Quang Vinh Dang*
Industrial University of Ho Chi Minh City, Ho Chi Minh city, Vietnam
*Corresponding author:Quang Vinh Dang, Industrial University of Ho Chi Minh City, Ho Chi Minh city, Vietnam
Submission: March 15, 2023;Published: March 24, 2023
Volume3 Issue3March , 2023
Machine learning algorithms are powerful tools for detecting intrusion attempts in network traffic. Traditional signature-based intrusion detection systems work by comparing network traffic to a database of known attack signatures. However, this method has its limitations. Attackers can easily modify their attack signatures to bypass detection, rendering signature-based IDS ineffective. Machine learning IDS, on the other hand, can learn to detect new attack patterns and tactics without the need for explicit signature updates. However, MLbased IDS requires regular model updates to keep up with the ever-evolving threat landscape. This is a tedious and resource-intensive process, and even a small delay in updating the model can expose the network to significant security risks. This is where a self-update machine learning system (SUMS) comes in. A SUMS automates the process of updating the model, making it more efficient and less prone to human error.
Benefits of a SUMS for IDS
The main benefit of a SUMS for IDS is the ability to maintain optimal performance even in the face of new threats. When the model is not updated regularly, it becomes less effective in detecting new attacks, resulting in a higher false-negative rate. This, in turn, increases the likelihood of successful attacks on the network. A SUMS automates the process of model updates, ensuring that the model is always up-to-date and able to detect new threats effectively. Another benefit of a SUMS is the reduction in the workload for security analysts. Updating the model manually is a time-consuming and laborious process. With a SUMS in place, security analysts can focus on other critical tasks, such as investigating alerts and responding to incidents.
Challenges of a SUMS for IDS
Despite its benefits, implementing a SUMS for IDS poses some challenges. One major challenge is the potential for model drift. Model drift occurs when the distribution of data used to train the model changes over time. This can happen as attackers change their tactics or as the network undergoes changes. As a result, the model may become less accurate in detecting new attacks. To address this challenge, the SUMS must be designed to detect and correct model drift automatically. Another challenge is the risk of model poisoning. Model poisoning is a type of attack where an attacker introduces malicious data into the training dataset to manipulate the model’s behavior. A SUMS must be designed to detect and prevent model poisoning attacks to ensure the integrity of the model.
Approaches to implementing a SUMS for IDS
There are several approaches to implementing a SUMS for IDS. One approach is to use an ensemble of models.
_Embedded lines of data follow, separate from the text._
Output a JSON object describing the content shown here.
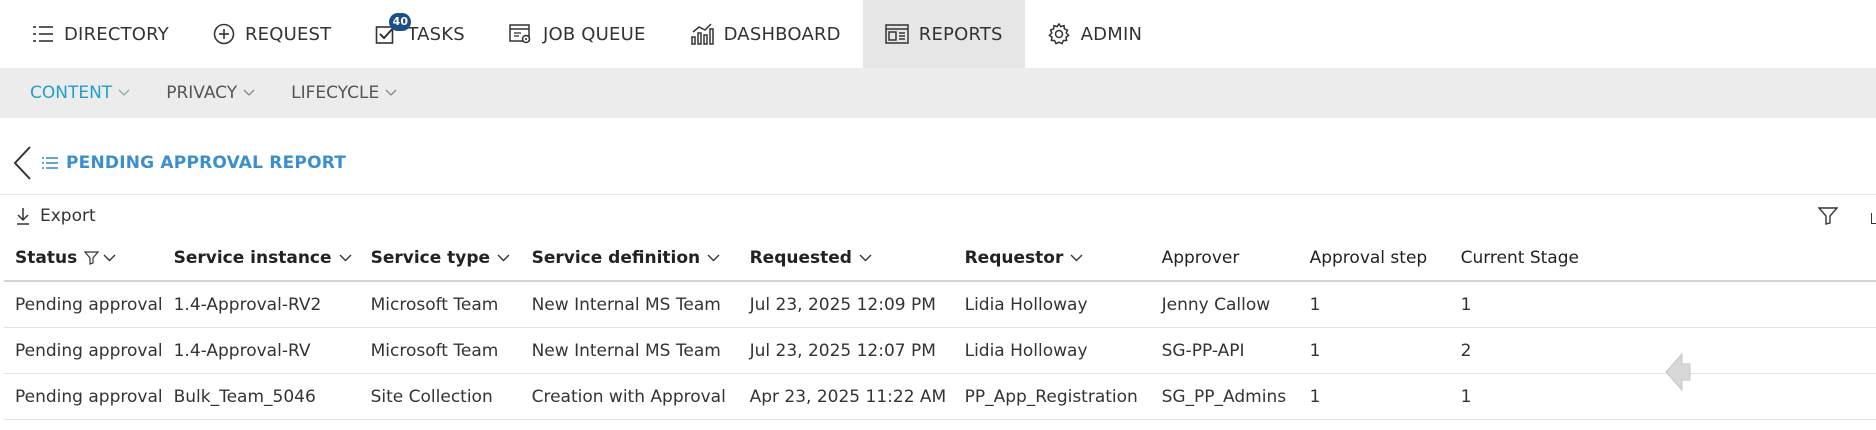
{
  "topnav": {
    "items": [
      {
        "label": "DIRECTORY",
        "icon": "list-icon"
      },
      {
        "label": "REQUEST",
        "icon": "plus-circle-icon"
      },
      {
        "label": "TASKS",
        "icon": "checkbox-icon",
        "badge": "40"
      },
      {
        "label": "JOB QUEUE",
        "icon": "job-queue-icon"
      },
      {
        "label": "DASHBOARD",
        "icon": "bar-chart-icon"
      },
      {
        "label": "REPORTS",
        "icon": "report-icon",
        "active": true
      },
      {
        "label": "ADMIN",
        "icon": "gear-icon"
      }
    ]
  },
  "subnav": {
    "items": [
      {
        "label": "CONTENT",
        "active": true
      },
      {
        "label": "PRIVACY"
      },
      {
        "label": "LIFECYCLE"
      }
    ]
  },
  "page": {
    "title": "PENDING APPROVAL REPORT",
    "export_label": "Export"
  },
  "table": {
    "columns": [
      "Status",
      "Service instance",
      "Service type",
      "Service definition",
      "Requested",
      "Requestor",
      "Approver",
      "Approval step",
      "Current Stage"
    ],
    "rows": [
      [
        "Pending approval",
        "1.4-Approval-RV2",
        "Microsoft Team",
        "New Internal MS Team",
        "Jul 23, 2025 12:09 PM",
        "Lidia Holloway",
        "Jenny Callow",
        "1",
        "1"
      ],
      [
        "Pending approval",
        "1.4-Approval-RV",
        "Microsoft Team",
        "New Internal MS Team",
        "Jul 23, 2025 12:07 PM",
        "Lidia Holloway",
        "SG-PP-API",
        "1",
        "2"
      ],
      [
        "Pending approval",
        "Bulk_Team_5046",
        "Site Collection",
        "Creation with Approval",
        "Apr 23, 2025 11:22 AM",
        "PP_App_Registration",
        "SG_PP_Admins",
        "1",
        "1"
      ]
    ]
  },
  "colors": {
    "accent": "#3a8fcf",
    "subnav_active": "#1f9fc9",
    "badge": "#1c4f8a",
    "subnav_bg": "#ececec",
    "active_tab_bg": "#e6e6e6"
  }
}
An ensemble is a group of models that work together to make decisions. Each model in the ensemble is trained on a different subset of the data. This approach can help mitigate the risk of model drift and model poisoning by ensuring that the overall system is robust to attacks. Another approach is to use online learning. Online learning is a type of machine learning that updates the model in real-time as new data arrives. This approach can help address the challenge of model drift by allowing the model to adapt to changes in the data distribution as they occur.
In conclusion, a self-update machine learning system (SUMS) can help maintain optimal performance for intrusion detection systems (IDS) by continuously updating the model to account for new attack patterns and tactics. A SUMS automates the process of updating the model, making it more efficient and less prone to human error. The benefits of a SUMS include improved detection rates, reduced workload for security analysts, and enhanced security posture for the network. However, implementing a SUMS for IDS poses some challenges, including model drift and model poisoning. To address these challenges, the SUMS must be designed to detect and correct model drift automatically and prevent model poisoning attacks. Approaches to implementing a SUMS for IDS include using an ensemble of models and online learning. In summary, a SUMS is a promising solution to the challenge of keeping IDS up-to-date with the ever-evolving threat landscape. As the threat landscape continues to evolve, it is essential to explore new and innovative ways of improving the effectiveness and efficiency of IDS. A SUMS is one such solution that holds great potential in the fight against cyber threats [1-3].
© 2023 Quang Vinh Dang. This is an open access article distributed under the terms of the Creative Commons Attribution License , which permits unrestricted use, distribution, and build upon your work non-commercially.